**EXERCISE AIM**
Please give the count of lines in the listing underneath that hold "ステップ", leaving out everything else.

**RECORDS TO USE**

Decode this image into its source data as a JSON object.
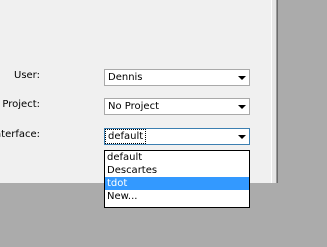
{
  "form": {
    "user": {
      "label": "User:",
      "value": "Dennis"
    },
    "project": {
      "label": "Project:",
      "value": "No Project"
    },
    "interface": {
      "label": "Interface:",
      "value": "default",
      "options": [
        "default",
        "Descartes",
        "tdot",
        "New..."
      ],
      "highlighted_option": "tdot"
    }
  },
  "colors": {
    "panel_background": "#f0f0f0",
    "window_background": "#ababab",
    "highlight": "#3399ff"
  },
  "icons": {
    "dropdown_arrow": "chevron-down-icon"
  }
}
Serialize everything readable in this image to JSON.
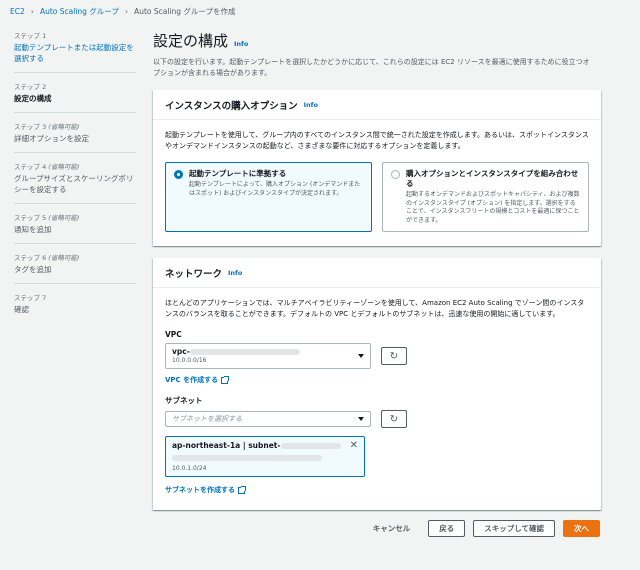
{
  "breadcrumb": {
    "items": [
      "EC2",
      "Auto Scaling グループ",
      "Auto Scaling グループを作成"
    ],
    "separator": "›"
  },
  "sidebar": {
    "steps": [
      {
        "label": "ステップ 1",
        "optional": "",
        "title": "起動テンプレートまたは起動設定を選択する",
        "state": "link"
      },
      {
        "label": "ステップ 2",
        "optional": "",
        "title": "設定の構成",
        "state": "active"
      },
      {
        "label": "ステップ 3",
        "optional": "(省略可能)",
        "title": "詳細オプションを設定",
        "state": "inactive"
      },
      {
        "label": "ステップ 4",
        "optional": "(省略可能)",
        "title": "グループサイズとスケーリングポリシーを設定する",
        "state": "inactive"
      },
      {
        "label": "ステップ 5",
        "optional": "(省略可能)",
        "title": "通知を追加",
        "state": "inactive"
      },
      {
        "label": "ステップ 6",
        "optional": "(省略可能)",
        "title": "タグを追加",
        "state": "inactive"
      },
      {
        "label": "ステップ 7",
        "optional": "",
        "title": "確認",
        "state": "inactive"
      }
    ]
  },
  "main": {
    "title": "設定の構成",
    "info": "Info",
    "description": "以下の設定を行います。起動テンプレートを選択したかどうかに応じて、これらの設定には EC2 リソースを最適に使用するために役立つオプションが含まれる場合があります。"
  },
  "purchase": {
    "title": "インスタンスの購入オプション",
    "info": "Info",
    "description": "起動テンプレートを使用して、グループ内のすべてのインスタンス間で統一された設定を作成します。あるいは、スポットインスタンスやオンデマンドインスタンスの起動など、さまざまな要件に対応するオプションを定義します。",
    "options": [
      {
        "title": "起動テンプレートに準拠する",
        "desc": "起動テンプレートによって、購入オプション (オンデマンドまたはスポット) およびインスタンスタイプが決定されます。",
        "selected": true
      },
      {
        "title": "購入オプションとインスタンスタイプを組み合わせる",
        "desc": "起動するオンデマンドおよびスポットキャパシティ、および複数のインスタンスタイプ (オプション) を指定します。選択をすることで、インスタンスフリートの規模とコストを最適に保つことができます。",
        "selected": false
      }
    ]
  },
  "network": {
    "title": "ネットワーク",
    "info": "Info",
    "description": "ほとんどのアプリケーションでは、マルチアベイラビリティーゾーンを使用して、Amazon EC2 Auto Scaling でゾーン間のインスタンスのバランスを取ることができます。デフォルトの VPC とデフォルトのサブネットは、迅速な使用の開始に適しています。",
    "vpc_label": "VPC",
    "vpc_value": "vpc-",
    "vpc_cidr": "10.0.0.0/16",
    "create_vpc": "VPC を作成する",
    "subnet_label": "サブネット",
    "subnet_placeholder": "サブネットを選択する",
    "subnet_token": "ap-northeast-1a | subnet-",
    "subnet_cidr": "10.0.1.0/24",
    "create_subnet": "サブネットを作成する"
  },
  "footer": {
    "cancel": "キャンセル",
    "back": "戻る",
    "skip": "スキップして確認",
    "next": "次へ"
  },
  "colors": {
    "link": "#0073bb",
    "primary": "#ec7211",
    "background": "#f2f3f3"
  }
}
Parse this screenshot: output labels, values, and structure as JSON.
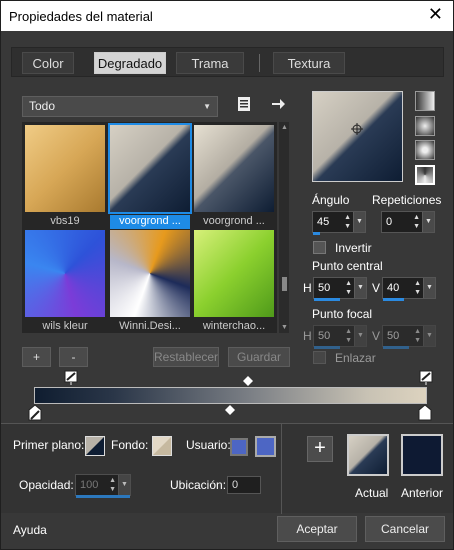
{
  "window": {
    "title": "Propiedades del material",
    "close_glyph": "✕"
  },
  "tabs": [
    {
      "label": "Color",
      "active": false
    },
    {
      "label": "Degradado",
      "active": true
    },
    {
      "label": "Trama",
      "active": false
    },
    {
      "label": "Textura",
      "active": false
    }
  ],
  "category": {
    "value": "Todo"
  },
  "gradients": [
    {
      "name": "vbs19",
      "selected": false,
      "style": "linear-gradient(135deg,#f0cc86 0%,#d7a756 50%,#a97a2f 100%)"
    },
    {
      "name": "voorgrond ...",
      "selected": true,
      "style": "linear-gradient(135deg,#d6d0c4 0%,#b7b2a8 45%,#2a3b55 52%,#0e1d33 100%)"
    },
    {
      "name": "voorgrond ...",
      "selected": false,
      "style": "linear-gradient(135deg,#e6e0d2 0%,#b3ada2 45%,#4a5668 52%,#0e1d33 100%)"
    },
    {
      "name": "wils kleur",
      "selected": false,
      "style": "conic-gradient(from 45deg,#2e52d9,#7b3cd8,#3a86f0,#2e52d9)"
    },
    {
      "name": "Winni.Desi...",
      "selected": false,
      "style": "conic-gradient(from 20deg,#e79a1d,#1d2b59,#ffffff,#b7b7c9,#e79a1d)"
    },
    {
      "name": "winterchao...",
      "selected": false,
      "style": "linear-gradient(135deg,#d7f07a 0%,#8bd02e 50%,#4f9a1a 100%)"
    }
  ],
  "list_buttons": {
    "add": "+",
    "remove": "-",
    "reset": "Restablecer",
    "save": "Guardar"
  },
  "angle": {
    "label": "Ángulo",
    "value": "45",
    "fill": 0.13
  },
  "repeats": {
    "label": "Repeticiones",
    "value": "0",
    "fill": 0.0
  },
  "invert": {
    "label": "Invertir",
    "checked": false
  },
  "center": {
    "label": "Punto central",
    "h_label": "H",
    "h": "50",
    "h_fill": 0.5,
    "v_label": "V",
    "v": "40",
    "v_fill": 0.4
  },
  "focal": {
    "label": "Punto focal",
    "h_label": "H",
    "h": "50",
    "h_fill": 0.5,
    "v_label": "V",
    "v": "50",
    "v_fill": 0.5
  },
  "link": {
    "label": "Enlazar",
    "checked": false
  },
  "materials": {
    "fg_label": "Primer plano:",
    "bg_label": "Fondo:",
    "user_label": "Usuario:"
  },
  "opacity": {
    "label": "Opacidad:",
    "value": "100",
    "fill": 1.0
  },
  "location": {
    "label": "Ubicación:",
    "value": "0"
  },
  "swatches": {
    "current_label": "Actual",
    "previous_label": "Anterior",
    "add": "+",
    "previous_color": "#0e1a33"
  },
  "footer": {
    "help": "Ayuda",
    "ok": "Aceptar",
    "cancel": "Cancelar"
  },
  "colors": {
    "accent": "#1e8be6",
    "dark": "#0e1d33",
    "light": "#d6d0c4"
  }
}
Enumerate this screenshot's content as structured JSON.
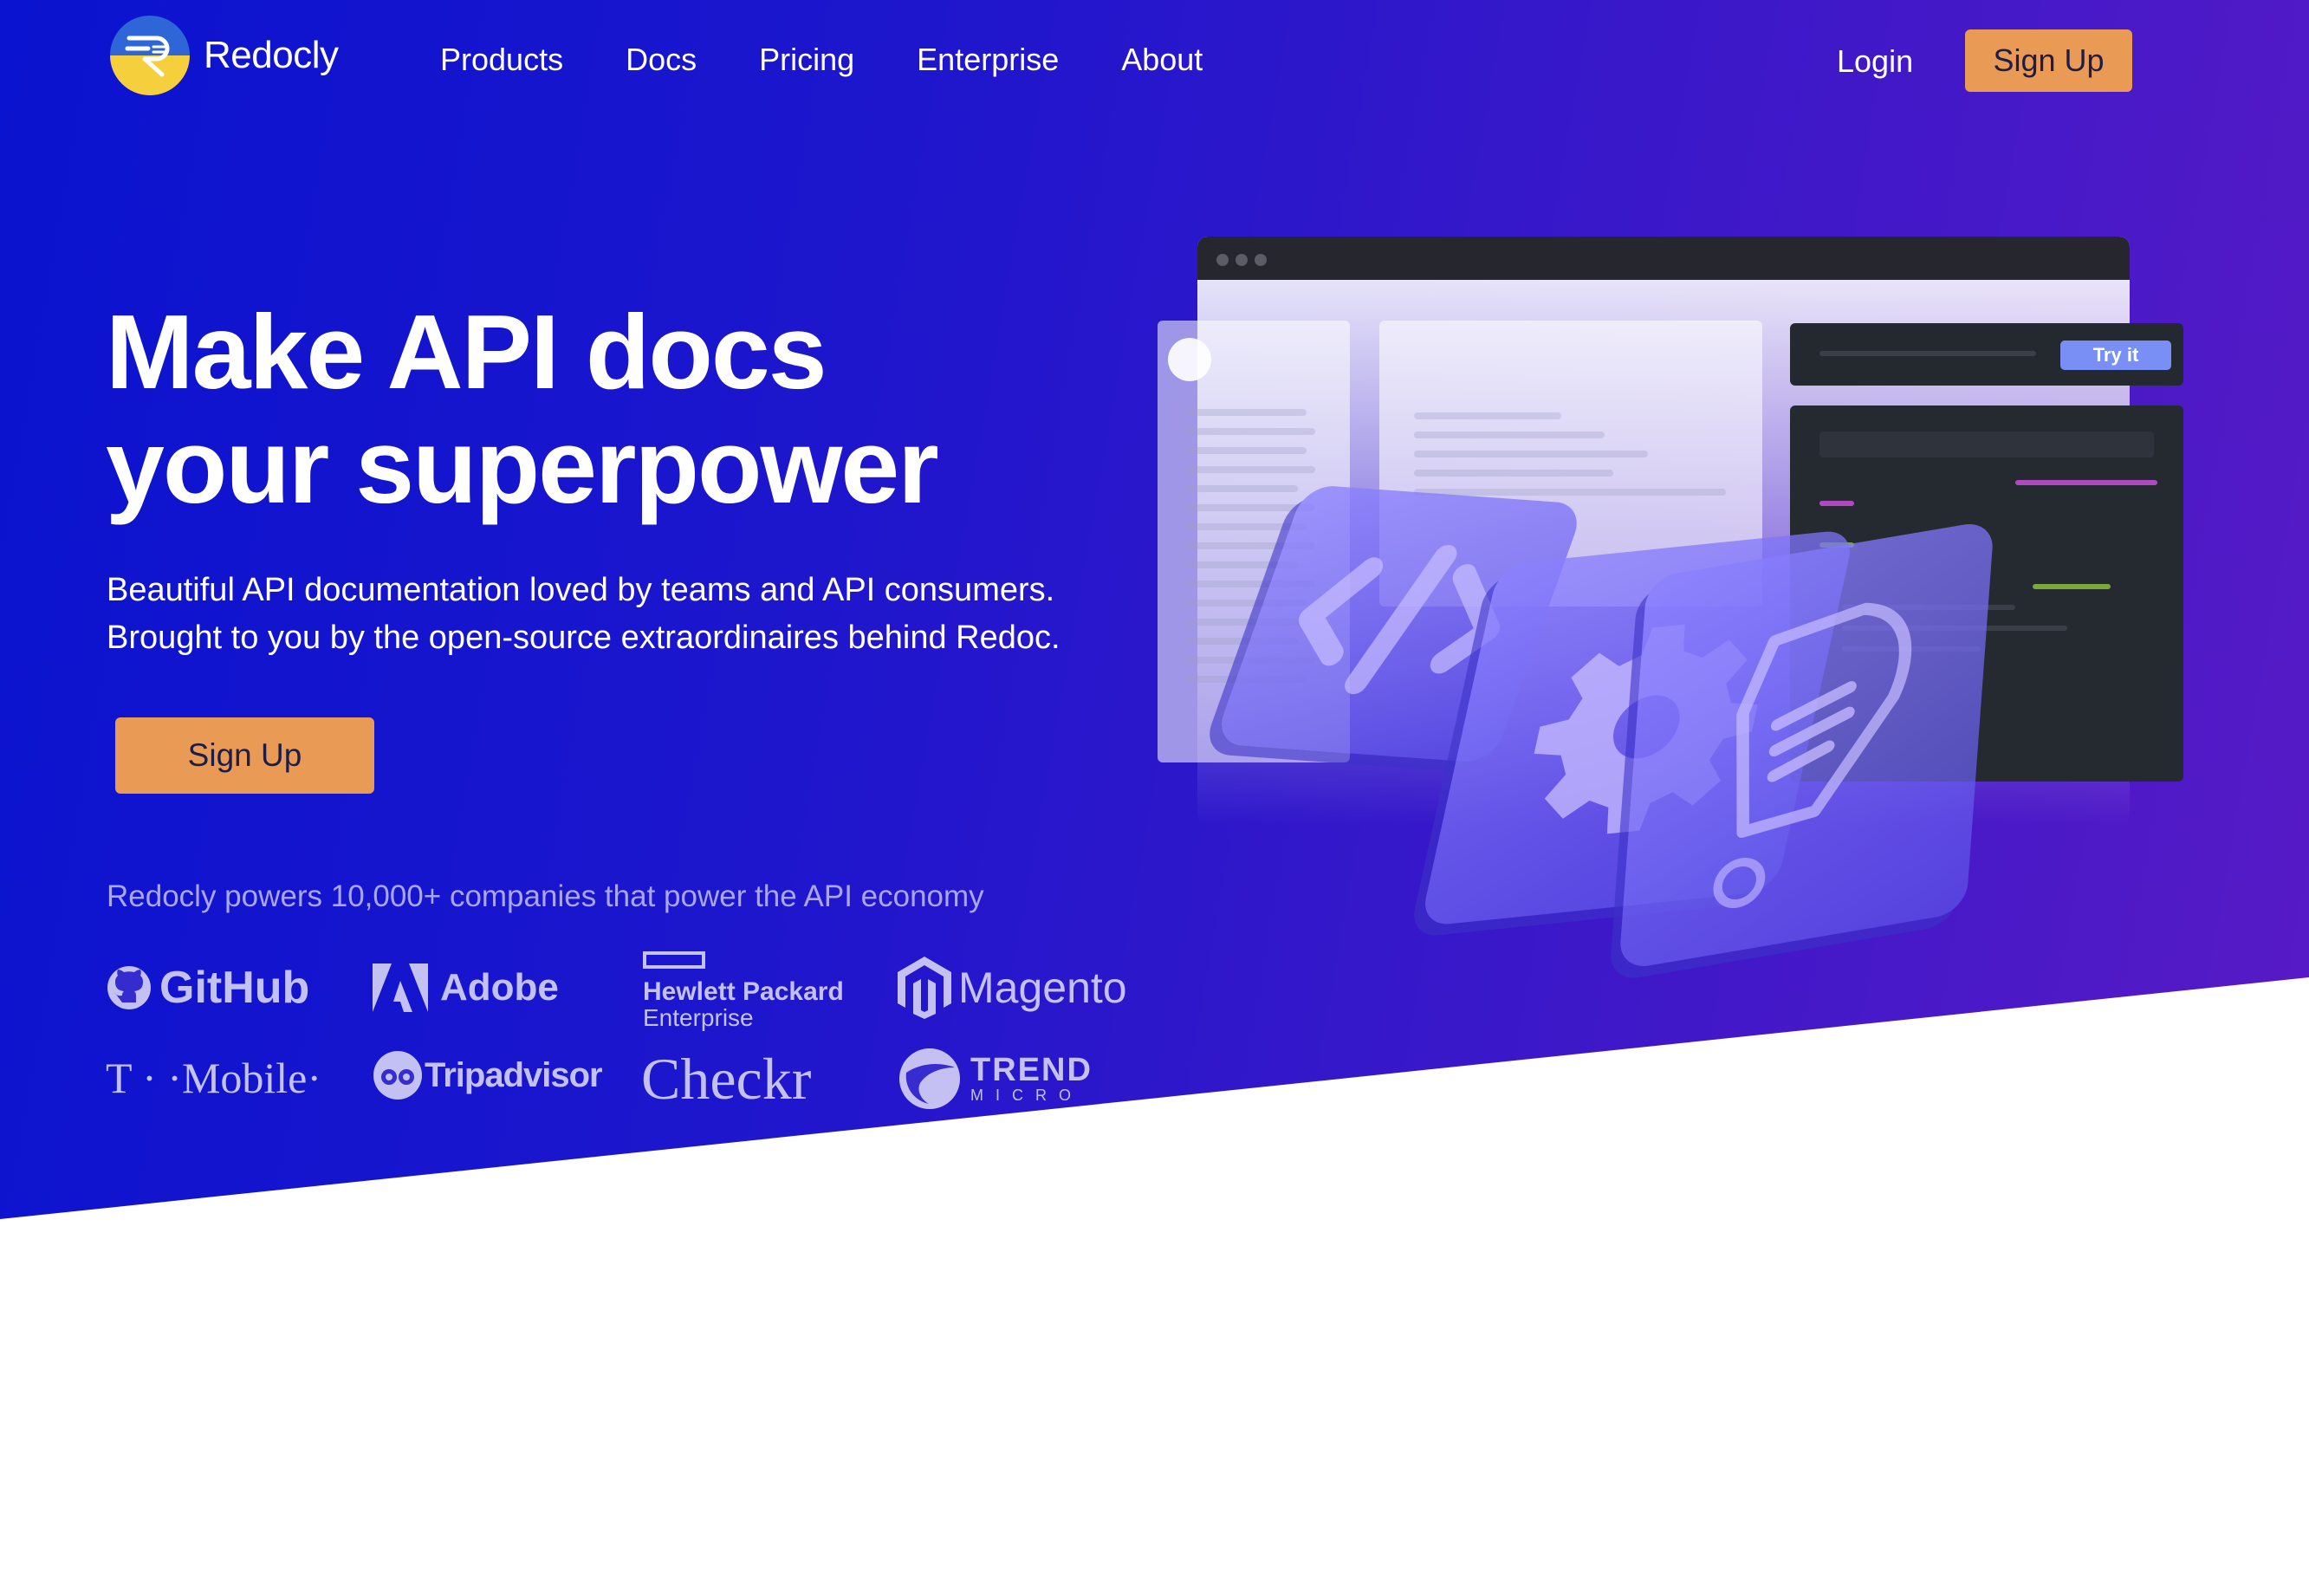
{
  "brand": {
    "name": "Redocly"
  },
  "nav": {
    "links": [
      "Products",
      "Docs",
      "Pricing",
      "Enterprise",
      "About"
    ],
    "login": "Login",
    "signup": "Sign Up"
  },
  "hero": {
    "headline_line1": "Make API docs",
    "headline_line2": "your superpower",
    "sub_line1": "Beautiful API documentation loved by teams and API consumers.",
    "sub_line2": "Brought to you by the open-source extraordinaires behind Redoc.",
    "cta": "Sign Up",
    "powers": "Redocly powers 10,000+ companies that power the API economy"
  },
  "companies": [
    {
      "name": "GitHub"
    },
    {
      "name": "Adobe"
    },
    {
      "name": "Hewlett Packard",
      "sub": "Enterprise"
    },
    {
      "name": "Magento"
    },
    {
      "name": "T · ·Mobile·"
    },
    {
      "name": "Tripadvisor"
    },
    {
      "name": "Checkr"
    },
    {
      "name": "TREND",
      "sub": "MICRO"
    }
  ],
  "illustration": {
    "try_it": "Try it"
  },
  "colors": {
    "accent": "#e99a54",
    "hero_start": "#0a13cf",
    "hero_end": "#5a1ac6",
    "muted_text": "#a9a6ee"
  }
}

**SOLUTION TO THIS EXERCISE**
7